*** Opening of Given entries ***

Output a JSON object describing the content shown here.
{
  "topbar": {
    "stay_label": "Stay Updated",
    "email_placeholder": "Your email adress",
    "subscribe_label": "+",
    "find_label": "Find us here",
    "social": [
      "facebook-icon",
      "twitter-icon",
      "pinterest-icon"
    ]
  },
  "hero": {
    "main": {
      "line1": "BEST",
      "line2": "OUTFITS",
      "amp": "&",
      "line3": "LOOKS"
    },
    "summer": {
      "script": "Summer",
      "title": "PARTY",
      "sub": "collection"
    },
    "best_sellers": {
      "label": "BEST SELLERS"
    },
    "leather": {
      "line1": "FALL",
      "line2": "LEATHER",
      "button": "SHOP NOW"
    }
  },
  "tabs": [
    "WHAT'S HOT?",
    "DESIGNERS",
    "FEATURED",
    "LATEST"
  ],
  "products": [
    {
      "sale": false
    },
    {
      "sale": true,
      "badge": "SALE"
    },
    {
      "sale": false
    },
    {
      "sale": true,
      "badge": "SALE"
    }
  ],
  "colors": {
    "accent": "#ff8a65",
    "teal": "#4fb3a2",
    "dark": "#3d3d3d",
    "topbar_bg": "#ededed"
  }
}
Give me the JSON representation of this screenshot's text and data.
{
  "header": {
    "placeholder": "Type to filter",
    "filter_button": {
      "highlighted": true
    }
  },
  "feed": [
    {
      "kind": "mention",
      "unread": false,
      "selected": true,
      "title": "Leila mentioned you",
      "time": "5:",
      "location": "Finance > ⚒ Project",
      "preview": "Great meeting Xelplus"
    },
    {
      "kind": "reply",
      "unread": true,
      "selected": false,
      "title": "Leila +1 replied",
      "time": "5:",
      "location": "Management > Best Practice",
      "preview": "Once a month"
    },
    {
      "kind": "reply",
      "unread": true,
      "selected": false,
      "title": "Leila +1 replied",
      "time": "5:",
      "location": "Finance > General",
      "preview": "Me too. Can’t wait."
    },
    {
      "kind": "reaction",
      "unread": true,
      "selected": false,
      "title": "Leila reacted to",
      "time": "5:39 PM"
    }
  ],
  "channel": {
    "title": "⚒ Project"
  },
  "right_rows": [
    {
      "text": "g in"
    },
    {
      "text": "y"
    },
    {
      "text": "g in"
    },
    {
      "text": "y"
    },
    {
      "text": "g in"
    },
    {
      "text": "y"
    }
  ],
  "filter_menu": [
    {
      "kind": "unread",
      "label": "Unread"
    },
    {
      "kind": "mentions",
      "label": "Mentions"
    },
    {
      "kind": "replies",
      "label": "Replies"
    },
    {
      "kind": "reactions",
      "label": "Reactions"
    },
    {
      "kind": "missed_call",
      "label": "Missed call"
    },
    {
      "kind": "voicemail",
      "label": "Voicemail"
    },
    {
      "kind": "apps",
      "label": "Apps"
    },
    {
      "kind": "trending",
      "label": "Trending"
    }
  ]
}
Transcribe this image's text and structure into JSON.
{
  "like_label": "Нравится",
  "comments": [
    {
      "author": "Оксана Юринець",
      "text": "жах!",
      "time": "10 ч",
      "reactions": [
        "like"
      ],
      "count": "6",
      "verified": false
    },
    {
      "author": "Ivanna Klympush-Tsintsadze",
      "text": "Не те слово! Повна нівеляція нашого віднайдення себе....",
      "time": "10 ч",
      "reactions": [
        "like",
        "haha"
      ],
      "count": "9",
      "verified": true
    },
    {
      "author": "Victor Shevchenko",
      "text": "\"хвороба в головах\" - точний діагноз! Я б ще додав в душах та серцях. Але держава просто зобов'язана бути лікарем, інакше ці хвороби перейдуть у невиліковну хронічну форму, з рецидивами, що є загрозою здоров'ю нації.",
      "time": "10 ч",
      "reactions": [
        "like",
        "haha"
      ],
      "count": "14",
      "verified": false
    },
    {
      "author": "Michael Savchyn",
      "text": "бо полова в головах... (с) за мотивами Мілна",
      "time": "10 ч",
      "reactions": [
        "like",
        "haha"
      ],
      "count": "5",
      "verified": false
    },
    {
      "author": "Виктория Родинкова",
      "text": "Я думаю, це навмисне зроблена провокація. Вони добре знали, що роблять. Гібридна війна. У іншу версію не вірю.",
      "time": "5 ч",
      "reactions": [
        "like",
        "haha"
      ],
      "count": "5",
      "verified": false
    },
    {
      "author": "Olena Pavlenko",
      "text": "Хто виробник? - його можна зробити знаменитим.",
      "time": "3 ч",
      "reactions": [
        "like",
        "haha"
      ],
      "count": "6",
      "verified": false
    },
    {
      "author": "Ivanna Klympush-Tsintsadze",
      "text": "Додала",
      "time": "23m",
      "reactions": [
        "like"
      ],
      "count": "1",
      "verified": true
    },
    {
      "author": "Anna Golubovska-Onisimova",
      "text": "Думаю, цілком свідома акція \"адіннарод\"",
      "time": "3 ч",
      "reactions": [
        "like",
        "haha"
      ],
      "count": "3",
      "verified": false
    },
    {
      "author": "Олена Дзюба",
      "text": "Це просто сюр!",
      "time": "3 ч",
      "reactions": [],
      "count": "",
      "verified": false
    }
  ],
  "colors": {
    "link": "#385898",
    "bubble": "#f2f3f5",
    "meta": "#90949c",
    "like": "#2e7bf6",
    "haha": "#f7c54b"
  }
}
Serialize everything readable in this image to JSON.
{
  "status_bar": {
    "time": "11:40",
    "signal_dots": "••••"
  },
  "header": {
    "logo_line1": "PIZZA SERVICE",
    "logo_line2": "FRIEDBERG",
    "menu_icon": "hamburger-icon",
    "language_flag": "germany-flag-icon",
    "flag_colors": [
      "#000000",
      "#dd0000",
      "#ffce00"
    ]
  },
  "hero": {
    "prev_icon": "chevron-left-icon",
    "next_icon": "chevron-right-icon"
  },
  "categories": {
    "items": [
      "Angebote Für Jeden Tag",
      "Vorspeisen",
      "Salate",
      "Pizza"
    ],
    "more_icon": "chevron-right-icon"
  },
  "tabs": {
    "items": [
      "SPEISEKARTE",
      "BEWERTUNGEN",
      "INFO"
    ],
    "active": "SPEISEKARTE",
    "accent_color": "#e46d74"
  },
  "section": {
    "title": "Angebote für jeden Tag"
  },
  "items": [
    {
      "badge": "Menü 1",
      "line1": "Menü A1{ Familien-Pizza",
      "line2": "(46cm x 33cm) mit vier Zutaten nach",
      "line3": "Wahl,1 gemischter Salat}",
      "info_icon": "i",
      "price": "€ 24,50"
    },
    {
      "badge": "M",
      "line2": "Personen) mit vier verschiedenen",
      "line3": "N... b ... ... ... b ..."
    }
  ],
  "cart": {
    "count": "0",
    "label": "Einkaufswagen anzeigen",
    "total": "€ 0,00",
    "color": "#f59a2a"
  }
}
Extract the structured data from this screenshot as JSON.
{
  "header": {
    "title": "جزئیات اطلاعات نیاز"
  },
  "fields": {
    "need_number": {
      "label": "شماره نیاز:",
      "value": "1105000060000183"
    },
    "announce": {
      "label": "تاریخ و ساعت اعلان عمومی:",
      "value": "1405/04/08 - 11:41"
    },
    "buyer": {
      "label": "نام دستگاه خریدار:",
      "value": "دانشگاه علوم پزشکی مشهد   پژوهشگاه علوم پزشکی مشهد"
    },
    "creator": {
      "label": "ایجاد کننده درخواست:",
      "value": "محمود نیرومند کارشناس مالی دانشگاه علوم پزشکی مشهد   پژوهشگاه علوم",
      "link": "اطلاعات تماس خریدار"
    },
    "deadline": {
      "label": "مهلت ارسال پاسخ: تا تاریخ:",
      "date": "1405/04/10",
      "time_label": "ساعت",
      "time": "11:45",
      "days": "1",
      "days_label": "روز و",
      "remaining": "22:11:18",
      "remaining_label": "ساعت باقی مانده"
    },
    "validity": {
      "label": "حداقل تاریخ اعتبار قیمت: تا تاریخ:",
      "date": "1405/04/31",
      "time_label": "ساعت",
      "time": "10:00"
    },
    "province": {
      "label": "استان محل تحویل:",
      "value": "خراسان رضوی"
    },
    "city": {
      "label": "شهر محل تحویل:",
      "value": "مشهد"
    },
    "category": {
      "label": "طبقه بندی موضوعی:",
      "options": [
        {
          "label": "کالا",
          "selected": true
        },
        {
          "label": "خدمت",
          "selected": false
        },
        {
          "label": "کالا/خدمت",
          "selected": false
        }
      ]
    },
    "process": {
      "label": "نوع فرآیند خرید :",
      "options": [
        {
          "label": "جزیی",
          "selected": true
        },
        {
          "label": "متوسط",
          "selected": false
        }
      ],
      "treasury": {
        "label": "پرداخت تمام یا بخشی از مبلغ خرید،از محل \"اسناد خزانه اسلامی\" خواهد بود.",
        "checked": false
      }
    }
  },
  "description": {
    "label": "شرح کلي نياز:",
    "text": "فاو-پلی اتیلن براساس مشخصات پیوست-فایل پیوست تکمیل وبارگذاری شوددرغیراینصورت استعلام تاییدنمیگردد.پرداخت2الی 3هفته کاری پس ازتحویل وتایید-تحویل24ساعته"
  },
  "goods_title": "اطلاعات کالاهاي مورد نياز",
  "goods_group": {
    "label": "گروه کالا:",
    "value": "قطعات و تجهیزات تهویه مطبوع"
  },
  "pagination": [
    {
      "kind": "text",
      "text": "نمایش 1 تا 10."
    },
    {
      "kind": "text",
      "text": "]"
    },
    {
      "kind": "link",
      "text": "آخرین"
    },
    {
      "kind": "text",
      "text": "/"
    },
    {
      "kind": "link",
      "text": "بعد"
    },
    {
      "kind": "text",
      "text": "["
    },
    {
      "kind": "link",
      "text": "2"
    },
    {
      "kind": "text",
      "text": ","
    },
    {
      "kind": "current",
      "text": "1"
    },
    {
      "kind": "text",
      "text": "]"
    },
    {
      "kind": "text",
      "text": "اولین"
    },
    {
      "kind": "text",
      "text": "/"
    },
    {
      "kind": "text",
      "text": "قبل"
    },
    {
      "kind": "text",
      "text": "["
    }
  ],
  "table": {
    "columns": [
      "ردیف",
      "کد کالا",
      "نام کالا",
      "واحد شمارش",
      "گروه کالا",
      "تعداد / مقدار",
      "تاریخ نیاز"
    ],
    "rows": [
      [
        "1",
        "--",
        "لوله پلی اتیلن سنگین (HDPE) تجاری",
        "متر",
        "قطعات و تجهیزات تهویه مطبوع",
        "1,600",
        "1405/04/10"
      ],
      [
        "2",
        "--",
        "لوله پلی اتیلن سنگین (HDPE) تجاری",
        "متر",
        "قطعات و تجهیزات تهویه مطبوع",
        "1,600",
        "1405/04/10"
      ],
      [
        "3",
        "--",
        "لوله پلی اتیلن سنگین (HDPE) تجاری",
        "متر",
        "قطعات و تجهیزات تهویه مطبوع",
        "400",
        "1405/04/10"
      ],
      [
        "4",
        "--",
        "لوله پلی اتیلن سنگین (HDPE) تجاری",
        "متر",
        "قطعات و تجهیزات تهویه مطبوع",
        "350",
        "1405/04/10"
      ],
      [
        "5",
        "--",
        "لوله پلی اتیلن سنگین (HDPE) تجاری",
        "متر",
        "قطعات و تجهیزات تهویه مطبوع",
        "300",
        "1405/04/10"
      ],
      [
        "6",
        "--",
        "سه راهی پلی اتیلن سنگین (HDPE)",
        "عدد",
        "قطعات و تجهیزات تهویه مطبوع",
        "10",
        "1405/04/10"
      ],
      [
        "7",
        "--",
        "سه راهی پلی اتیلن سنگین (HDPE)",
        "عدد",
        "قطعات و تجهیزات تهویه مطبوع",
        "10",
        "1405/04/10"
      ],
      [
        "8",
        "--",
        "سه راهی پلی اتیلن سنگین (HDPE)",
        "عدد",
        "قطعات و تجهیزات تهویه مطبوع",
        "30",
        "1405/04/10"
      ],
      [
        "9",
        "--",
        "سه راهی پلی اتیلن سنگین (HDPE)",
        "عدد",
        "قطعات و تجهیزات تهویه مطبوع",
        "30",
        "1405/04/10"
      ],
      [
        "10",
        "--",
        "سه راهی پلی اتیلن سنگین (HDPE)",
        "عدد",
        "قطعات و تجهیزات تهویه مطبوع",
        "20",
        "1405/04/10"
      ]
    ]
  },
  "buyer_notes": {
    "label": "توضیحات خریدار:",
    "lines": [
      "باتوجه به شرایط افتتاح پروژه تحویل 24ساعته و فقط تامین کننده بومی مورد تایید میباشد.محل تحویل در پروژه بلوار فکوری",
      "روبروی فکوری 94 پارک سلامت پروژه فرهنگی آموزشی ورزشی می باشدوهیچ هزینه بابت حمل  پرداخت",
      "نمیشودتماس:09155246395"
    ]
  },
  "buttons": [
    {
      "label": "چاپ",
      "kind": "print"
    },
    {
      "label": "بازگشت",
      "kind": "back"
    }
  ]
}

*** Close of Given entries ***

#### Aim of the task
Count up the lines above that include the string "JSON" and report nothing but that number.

#### Response to the exercise
5